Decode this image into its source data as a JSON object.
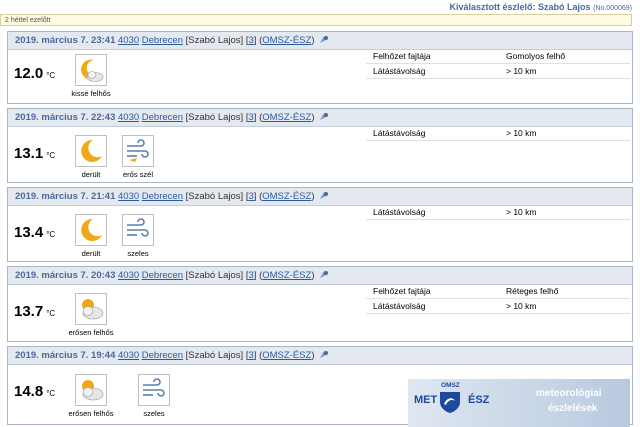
{
  "header": {
    "title": "Kiválasztott észlelő: Szabó Lajos",
    "observer_id": "(No.000069)",
    "age_note": "2 héttel ezelőtt"
  },
  "observations": [
    {
      "date": "2019. március 7. 23:41",
      "zip": "4030",
      "city": "Debrecen",
      "observer": "[Szabó Lajos]",
      "count_open": "[",
      "count": "3",
      "count_close": "]",
      "net_open": "(",
      "network": "OMSZ-ÉSZ",
      "net_close": ")",
      "temp": "12.0",
      "unit": "°C",
      "icons": [
        {
          "icon": "moon-cloud-icon",
          "label": "kissé felhős"
        }
      ],
      "props": [
        {
          "k": "Felhőzet fajtája",
          "v": "Gomolyos felhő"
        },
        {
          "k": "Látástávolság",
          "v": "> 10 km"
        }
      ]
    },
    {
      "date": "2019. március 7. 22:43",
      "zip": "4030",
      "city": "Debrecen",
      "observer": "[Szabó Lajos]",
      "count_open": "[",
      "count": "3",
      "count_close": "]",
      "net_open": "(",
      "network": "OMSZ-ÉSZ",
      "net_close": ")",
      "temp": "13.1",
      "unit": "°C",
      "icons": [
        {
          "icon": "moon-icon",
          "label": "derült"
        },
        {
          "icon": "strong-wind-icon",
          "label": "erős szél"
        }
      ],
      "props": [
        {
          "k": "Látástávolság",
          "v": "> 10 km"
        }
      ]
    },
    {
      "date": "2019. március 7. 21:41",
      "zip": "4030",
      "city": "Debrecen",
      "observer": "[Szabó Lajos]",
      "count_open": "[",
      "count": "3",
      "count_close": "]",
      "net_open": "(",
      "network": "OMSZ-ÉSZ",
      "net_close": ")",
      "temp": "13.4",
      "unit": "°C",
      "icons": [
        {
          "icon": "moon-icon",
          "label": "derült"
        },
        {
          "icon": "wind-icon",
          "label": "szeles"
        }
      ],
      "props": [
        {
          "k": "Látástávolság",
          "v": "> 10 km"
        }
      ]
    },
    {
      "date": "2019. március 7. 20:43",
      "zip": "4030",
      "city": "Debrecen",
      "observer": "[Szabó Lajos]",
      "count_open": "[",
      "count": "3",
      "count_close": "]",
      "net_open": "(",
      "network": "OMSZ-ÉSZ",
      "net_close": ")",
      "temp": "13.7",
      "unit": "°C",
      "icons": [
        {
          "icon": "mostly-cloudy-icon",
          "label": "erősen felhős"
        }
      ],
      "props": [
        {
          "k": "Felhőzet fajtája",
          "v": "Réteges felhő"
        },
        {
          "k": "Látástávolság",
          "v": "> 10 km"
        }
      ]
    },
    {
      "date": "2019. március 7. 19:44",
      "zip": "4030",
      "city": "Debrecen",
      "observer": "[Szabó Lajos]",
      "count_open": "[",
      "count": "3",
      "count_close": "]",
      "net_open": "(",
      "network": "OMSZ-ÉSZ",
      "net_close": ")",
      "temp": "14.8",
      "unit": "°C",
      "icons": [
        {
          "icon": "mostly-cloudy-icon",
          "label": "erősen felhős"
        },
        {
          "icon": "wind-icon",
          "label": "szeles"
        }
      ],
      "props": []
    }
  ],
  "banner": {
    "met": "MET",
    "omsz": "OMSZ",
    "esz": "ÉSZ",
    "line1": "meteorológiai",
    "line2": "észlelések"
  },
  "colors": {
    "header_bg": "#e4e9f0",
    "link": "#2b5aa0",
    "title": "#4a6a9a",
    "moon": "#f0a818"
  }
}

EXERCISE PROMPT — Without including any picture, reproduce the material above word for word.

SOLUTION TO THE EXERCISE —
Decode this image into its source data as a JSON object.
{
  "header": {
    "title": "Kiválasztott észlelő: Szabó Lajos",
    "observer_id": "(No.000069)",
    "age_note": "2 héttel ezelőtt"
  },
  "observations": [
    {
      "date": "2019. március 7. 23:41",
      "zip": "4030",
      "city": "Debrecen",
      "observer": "[Szabó Lajos]",
      "count_open": "[",
      "count": "3",
      "count_close": "]",
      "net_open": "(",
      "network": "OMSZ-ÉSZ",
      "net_close": ")",
      "temp": "12.0",
      "unit": "°C",
      "icons": [
        {
          "icon": "moon-cloud-icon",
          "label": "kissé felhős"
        }
      ],
      "props": [
        {
          "k": "Felhőzet fajtája",
          "v": "Gomolyos felhő"
        },
        {
          "k": "Látástávolság",
          "v": "> 10 km"
        }
      ]
    },
    {
      "date": "2019. március 7. 22:43",
      "zip": "4030",
      "city": "Debrecen",
      "observer": "[Szabó Lajos]",
      "count_open": "[",
      "count": "3",
      "count_close": "]",
      "net_open": "(",
      "network": "OMSZ-ÉSZ",
      "net_close": ")",
      "temp": "13.1",
      "unit": "°C",
      "icons": [
        {
          "icon": "moon-icon",
          "label": "derült"
        },
        {
          "icon": "strong-wind-icon",
          "label": "erős szél"
        }
      ],
      "props": [
        {
          "k": "Látástávolság",
          "v": "> 10 km"
        }
      ]
    },
    {
      "date": "2019. március 7. 21:41",
      "zip": "4030",
      "city": "Debrecen",
      "observer": "[Szabó Lajos]",
      "count_open": "[",
      "count": "3",
      "count_close": "]",
      "net_open": "(",
      "network": "OMSZ-ÉSZ",
      "net_close": ")",
      "temp": "13.4",
      "unit": "°C",
      "icons": [
        {
          "icon": "moon-icon",
          "label": "derült"
        },
        {
          "icon": "wind-icon",
          "label": "szeles"
        }
      ],
      "props": [
        {
          "k": "Látástávolság",
          "v": "> 10 km"
        }
      ]
    },
    {
      "date": "2019. március 7. 20:43",
      "zip": "4030",
      "city": "Debrecen",
      "observer": "[Szabó Lajos]",
      "count_open": "[",
      "count": "3",
      "count_close": "]",
      "net_open": "(",
      "network": "OMSZ-ÉSZ",
      "net_close": ")",
      "temp": "13.7",
      "unit": "°C",
      "icons": [
        {
          "icon": "mostly-cloudy-icon",
          "label": "erősen felhős"
        }
      ],
      "props": [
        {
          "k": "Felhőzet fajtája",
          "v": "Réteges felhő"
        },
        {
          "k": "Látástávolság",
          "v": "> 10 km"
        }
      ]
    },
    {
      "date": "2019. március 7. 19:44",
      "zip": "4030",
      "city": "Debrecen",
      "observer": "[Szabó Lajos]",
      "count_open": "[",
      "count": "3",
      "count_close": "]",
      "net_open": "(",
      "network": "OMSZ-ÉSZ",
      "net_close": ")",
      "temp": "14.8",
      "unit": "°C",
      "icons": [
        {
          "icon": "mostly-cloudy-icon",
          "label": "erősen felhős"
        },
        {
          "icon": "wind-icon",
          "label": "szeles"
        }
      ],
      "props": []
    }
  ],
  "banner": {
    "met": "MET",
    "omsz": "OMSZ",
    "esz": "ÉSZ",
    "line1": "meteorológiai",
    "line2": "észlelések"
  },
  "colors": {
    "header_bg": "#e4e9f0",
    "link": "#2b5aa0",
    "title": "#4a6a9a",
    "moon": "#f0a818"
  }
}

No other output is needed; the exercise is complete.